It isn’t that I don’t believe in living fearlessly and following my dreams, but I also believe in health insurance and paying for my kids’ college. Too many motivational speakers are superficial and full of sound bites without addressing the real issues, the gray areas and the complicated mess that make conquering your fears and following your dreams not-so-simple.
As the conference began, I had two thoughts:
1) I will NOT be inspired by superficial “Live Fearlessly” speeches.
2) If I wasn’t inspired, it wouldn’t be because I didn’t try.
I reviewed the program ahead of time and chose the topics and people I liked best. I attended as many sessions and workshops as time allowed. I met authors I liked at the book signings. I brought my resume for a resume critique. I met with a mentor at the mentor match. I didn’t leave until they were breaking down the booths and sweeping up the floors.
They made me cry twice.
The first time was in the morning in a panel session with Shannon Buggs, Gina Otto, Karen Walrond and Bobbie Weiner. All of these women had made transitions into a second career that were challenging and risky. Their stories weren’t superficial, they were real, and they had good advice. I asked a question during the Q&A, about how you give up the money and the security of a stable career when you have kids. How can that be fair to your kids? Karen Walrond said that your kids want parents who live a satisfying life more than they want money. I cried just a little because I knew she was right.
The second time was in an afternoon session. The presenter asked us get into pairs and share with each other. The most honest answer to the first question one that made me cry, just a little. By the end of the session, my partner and I were good friends. She said she felt my pain and asked if she could pray with me and we did. We didn’t practice the same religion, but that didn’t matter, she had a kind spirit and she wanted to help. It was a very personal moment and it made me cry again, just a little.
(Hey, wait, is that three times?)
And just so you know, I don’t go around crying all the time when I go to a conference. It just happened this way this time.

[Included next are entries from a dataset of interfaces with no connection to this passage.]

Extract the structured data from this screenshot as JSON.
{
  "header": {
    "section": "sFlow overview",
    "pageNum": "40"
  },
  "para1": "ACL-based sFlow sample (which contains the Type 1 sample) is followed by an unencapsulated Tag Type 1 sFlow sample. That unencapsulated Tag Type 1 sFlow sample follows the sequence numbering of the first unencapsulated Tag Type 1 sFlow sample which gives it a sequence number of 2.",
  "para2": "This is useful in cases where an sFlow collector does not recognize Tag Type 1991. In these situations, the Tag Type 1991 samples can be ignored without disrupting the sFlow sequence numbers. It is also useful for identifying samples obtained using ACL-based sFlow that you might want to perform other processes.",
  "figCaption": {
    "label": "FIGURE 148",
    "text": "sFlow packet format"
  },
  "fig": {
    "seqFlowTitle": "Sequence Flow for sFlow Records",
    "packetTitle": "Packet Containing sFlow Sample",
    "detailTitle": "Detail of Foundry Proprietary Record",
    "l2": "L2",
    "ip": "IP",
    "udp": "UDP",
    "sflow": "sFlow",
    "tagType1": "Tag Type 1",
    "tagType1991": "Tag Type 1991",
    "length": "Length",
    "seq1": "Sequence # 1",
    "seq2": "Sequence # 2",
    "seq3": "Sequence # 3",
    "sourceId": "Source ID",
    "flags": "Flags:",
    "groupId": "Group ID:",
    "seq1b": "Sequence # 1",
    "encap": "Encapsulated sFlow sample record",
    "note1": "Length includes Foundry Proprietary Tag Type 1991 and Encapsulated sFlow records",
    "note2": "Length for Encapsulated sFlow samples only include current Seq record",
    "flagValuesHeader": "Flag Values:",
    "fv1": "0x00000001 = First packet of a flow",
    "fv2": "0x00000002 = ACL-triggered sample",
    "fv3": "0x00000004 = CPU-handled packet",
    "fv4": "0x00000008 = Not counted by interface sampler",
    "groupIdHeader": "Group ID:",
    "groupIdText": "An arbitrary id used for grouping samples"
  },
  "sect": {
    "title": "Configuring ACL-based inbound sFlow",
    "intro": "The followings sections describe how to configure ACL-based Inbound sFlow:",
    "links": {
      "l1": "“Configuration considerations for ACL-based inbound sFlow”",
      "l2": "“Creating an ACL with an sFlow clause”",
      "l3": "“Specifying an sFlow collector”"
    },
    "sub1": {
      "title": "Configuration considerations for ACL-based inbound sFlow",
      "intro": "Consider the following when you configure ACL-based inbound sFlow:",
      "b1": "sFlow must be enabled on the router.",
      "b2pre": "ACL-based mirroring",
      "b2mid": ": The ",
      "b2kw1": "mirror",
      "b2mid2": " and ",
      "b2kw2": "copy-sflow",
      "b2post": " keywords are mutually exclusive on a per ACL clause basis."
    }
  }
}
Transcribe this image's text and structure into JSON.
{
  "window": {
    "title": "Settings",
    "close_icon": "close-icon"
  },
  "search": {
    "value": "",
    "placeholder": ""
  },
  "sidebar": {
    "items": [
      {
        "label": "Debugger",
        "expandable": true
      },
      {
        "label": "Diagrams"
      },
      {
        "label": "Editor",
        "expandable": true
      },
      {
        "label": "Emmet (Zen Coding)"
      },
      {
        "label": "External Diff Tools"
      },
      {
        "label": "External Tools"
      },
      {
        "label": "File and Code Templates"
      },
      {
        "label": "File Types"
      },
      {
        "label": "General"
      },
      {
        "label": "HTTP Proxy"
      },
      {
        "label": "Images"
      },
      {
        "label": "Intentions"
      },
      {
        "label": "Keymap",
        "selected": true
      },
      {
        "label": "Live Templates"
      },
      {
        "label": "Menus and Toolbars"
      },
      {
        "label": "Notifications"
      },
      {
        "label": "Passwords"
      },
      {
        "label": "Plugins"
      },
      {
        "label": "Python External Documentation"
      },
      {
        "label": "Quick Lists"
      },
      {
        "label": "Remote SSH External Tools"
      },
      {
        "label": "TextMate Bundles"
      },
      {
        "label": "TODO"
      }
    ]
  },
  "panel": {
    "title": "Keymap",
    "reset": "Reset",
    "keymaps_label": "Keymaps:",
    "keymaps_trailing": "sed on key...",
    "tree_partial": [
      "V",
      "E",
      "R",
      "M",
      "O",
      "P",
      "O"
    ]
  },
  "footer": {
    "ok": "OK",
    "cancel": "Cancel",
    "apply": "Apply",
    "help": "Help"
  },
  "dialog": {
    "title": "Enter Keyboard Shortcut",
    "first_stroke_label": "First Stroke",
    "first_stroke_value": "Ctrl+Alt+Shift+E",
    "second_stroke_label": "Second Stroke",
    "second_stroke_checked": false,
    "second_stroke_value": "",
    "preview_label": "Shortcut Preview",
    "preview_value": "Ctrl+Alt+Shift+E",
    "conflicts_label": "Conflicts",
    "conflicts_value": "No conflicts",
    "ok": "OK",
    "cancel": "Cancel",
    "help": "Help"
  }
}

I left the conference with two very clear insights about my next steps. Maybe I would have had them eventually anyway, but taking the time away from everyday life and sharing a day with 5,000 women and a few motivational speakers didn’t hurt. And with all that crying, I have to be honest and say…
I Was Inspired.
(NOTE: Stay tuned this week for one more post on the Texas Conference for Women about the one thing I really didn’t like.) UPDATED with link.